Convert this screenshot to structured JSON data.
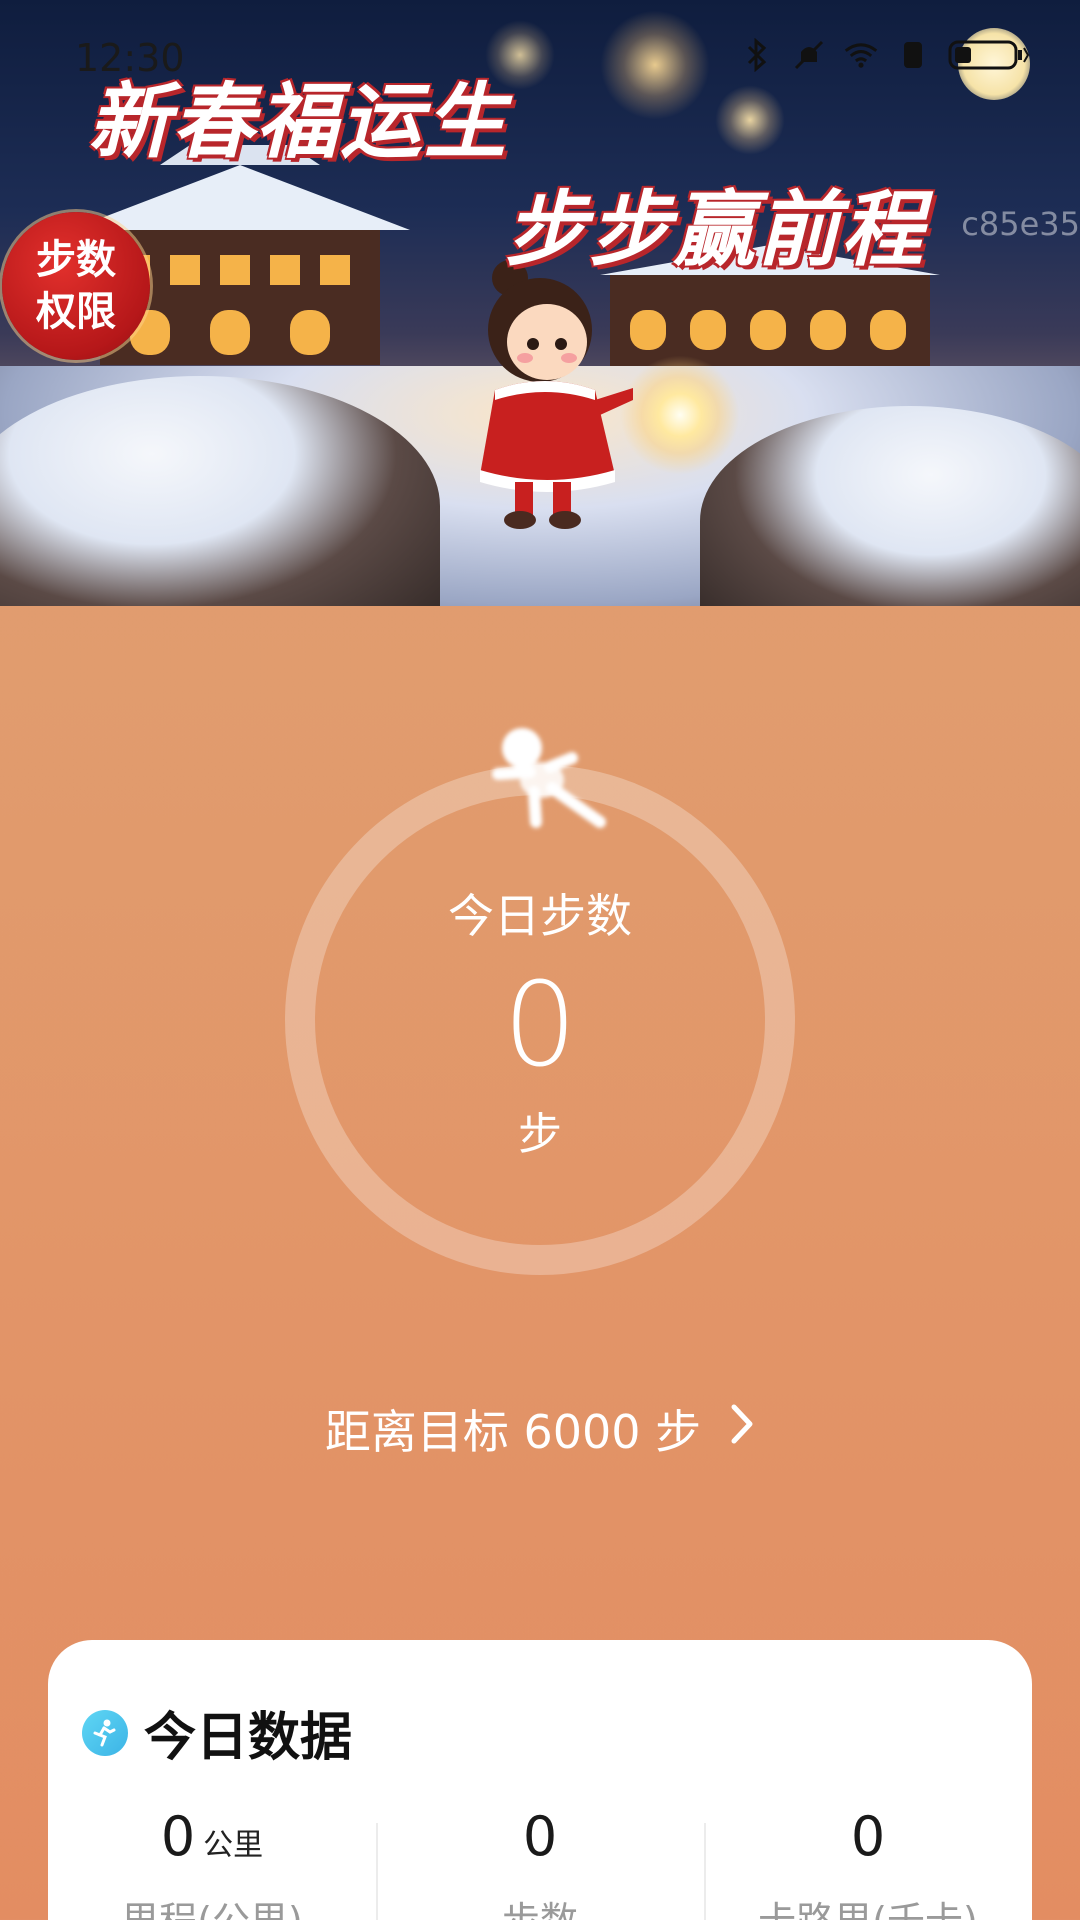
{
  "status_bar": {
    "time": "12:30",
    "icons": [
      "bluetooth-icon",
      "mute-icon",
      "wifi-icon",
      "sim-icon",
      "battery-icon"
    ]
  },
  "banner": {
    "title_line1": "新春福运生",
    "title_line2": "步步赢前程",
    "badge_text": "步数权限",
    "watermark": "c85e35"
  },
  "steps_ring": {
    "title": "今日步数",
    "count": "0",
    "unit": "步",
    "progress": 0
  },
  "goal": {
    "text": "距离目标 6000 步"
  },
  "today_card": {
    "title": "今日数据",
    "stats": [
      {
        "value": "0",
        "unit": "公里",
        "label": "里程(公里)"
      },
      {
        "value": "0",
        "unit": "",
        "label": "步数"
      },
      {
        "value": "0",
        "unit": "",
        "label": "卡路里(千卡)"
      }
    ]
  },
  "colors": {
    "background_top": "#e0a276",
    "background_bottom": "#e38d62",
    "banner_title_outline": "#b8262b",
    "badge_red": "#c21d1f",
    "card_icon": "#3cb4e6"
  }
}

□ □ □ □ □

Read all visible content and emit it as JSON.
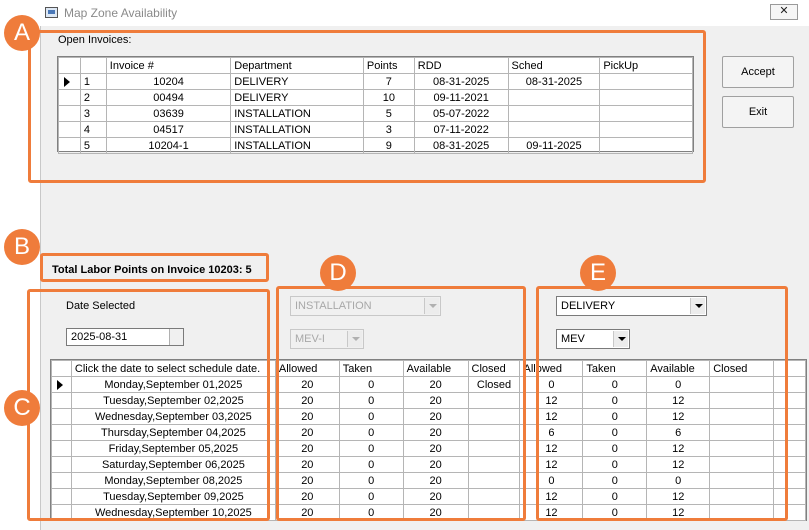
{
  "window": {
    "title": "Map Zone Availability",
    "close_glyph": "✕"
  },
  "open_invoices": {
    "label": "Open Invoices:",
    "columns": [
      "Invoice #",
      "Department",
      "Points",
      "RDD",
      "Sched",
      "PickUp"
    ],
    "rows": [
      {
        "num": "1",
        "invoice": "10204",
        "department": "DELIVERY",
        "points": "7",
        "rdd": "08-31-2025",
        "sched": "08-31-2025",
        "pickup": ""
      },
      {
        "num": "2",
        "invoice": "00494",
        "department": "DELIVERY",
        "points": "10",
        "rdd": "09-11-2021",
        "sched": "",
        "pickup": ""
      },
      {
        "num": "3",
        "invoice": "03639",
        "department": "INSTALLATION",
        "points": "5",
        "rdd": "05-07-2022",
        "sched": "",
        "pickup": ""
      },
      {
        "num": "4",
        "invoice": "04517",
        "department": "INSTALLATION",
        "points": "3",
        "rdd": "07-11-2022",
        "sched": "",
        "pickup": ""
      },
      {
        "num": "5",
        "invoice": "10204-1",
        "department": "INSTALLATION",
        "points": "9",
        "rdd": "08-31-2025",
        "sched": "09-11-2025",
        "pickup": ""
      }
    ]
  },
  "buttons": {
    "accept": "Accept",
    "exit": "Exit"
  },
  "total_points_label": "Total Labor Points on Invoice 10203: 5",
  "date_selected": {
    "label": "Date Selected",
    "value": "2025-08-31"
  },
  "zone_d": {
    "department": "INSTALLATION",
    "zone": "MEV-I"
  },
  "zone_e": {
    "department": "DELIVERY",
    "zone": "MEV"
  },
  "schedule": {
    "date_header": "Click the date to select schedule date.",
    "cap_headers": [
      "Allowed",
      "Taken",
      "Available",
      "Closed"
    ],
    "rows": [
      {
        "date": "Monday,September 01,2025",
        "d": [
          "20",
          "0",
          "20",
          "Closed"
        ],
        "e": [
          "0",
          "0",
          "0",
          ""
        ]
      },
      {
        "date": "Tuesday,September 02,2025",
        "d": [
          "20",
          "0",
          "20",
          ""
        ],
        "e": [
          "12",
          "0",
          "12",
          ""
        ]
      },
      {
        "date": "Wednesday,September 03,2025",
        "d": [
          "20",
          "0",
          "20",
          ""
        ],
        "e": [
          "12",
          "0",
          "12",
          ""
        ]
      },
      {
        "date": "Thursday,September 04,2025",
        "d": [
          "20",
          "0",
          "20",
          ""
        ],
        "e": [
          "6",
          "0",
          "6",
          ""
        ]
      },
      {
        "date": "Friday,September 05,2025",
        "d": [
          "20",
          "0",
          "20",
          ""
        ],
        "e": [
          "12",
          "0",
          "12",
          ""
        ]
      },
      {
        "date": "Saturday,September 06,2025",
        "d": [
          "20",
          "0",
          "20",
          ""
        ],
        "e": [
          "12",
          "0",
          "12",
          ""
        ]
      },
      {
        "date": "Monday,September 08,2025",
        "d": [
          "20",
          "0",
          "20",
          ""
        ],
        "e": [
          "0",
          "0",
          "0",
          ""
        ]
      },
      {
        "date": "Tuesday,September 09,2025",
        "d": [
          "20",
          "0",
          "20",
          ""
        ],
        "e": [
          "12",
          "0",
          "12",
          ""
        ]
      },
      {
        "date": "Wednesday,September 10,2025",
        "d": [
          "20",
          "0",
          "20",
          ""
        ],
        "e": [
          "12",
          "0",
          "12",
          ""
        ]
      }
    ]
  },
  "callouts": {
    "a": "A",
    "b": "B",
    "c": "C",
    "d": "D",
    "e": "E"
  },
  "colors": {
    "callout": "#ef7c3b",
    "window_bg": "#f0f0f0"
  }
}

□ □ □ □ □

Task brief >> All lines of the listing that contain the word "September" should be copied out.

Written response >>
        "date": "Monday,September 01,2025",
        "date": "Tuesday,September 02,2025",
        "date": "Wednesday,September 03,2025",
        "date": "Thursday,September 04,2025",
        "date": "Friday,September 05,2025",
        "date": "Saturday,September 06,2025",
        "date": "Monday,September 08,2025",
        "date": "Tuesday,September 09,2025",
        "date": "Wednesday,September 10,2025",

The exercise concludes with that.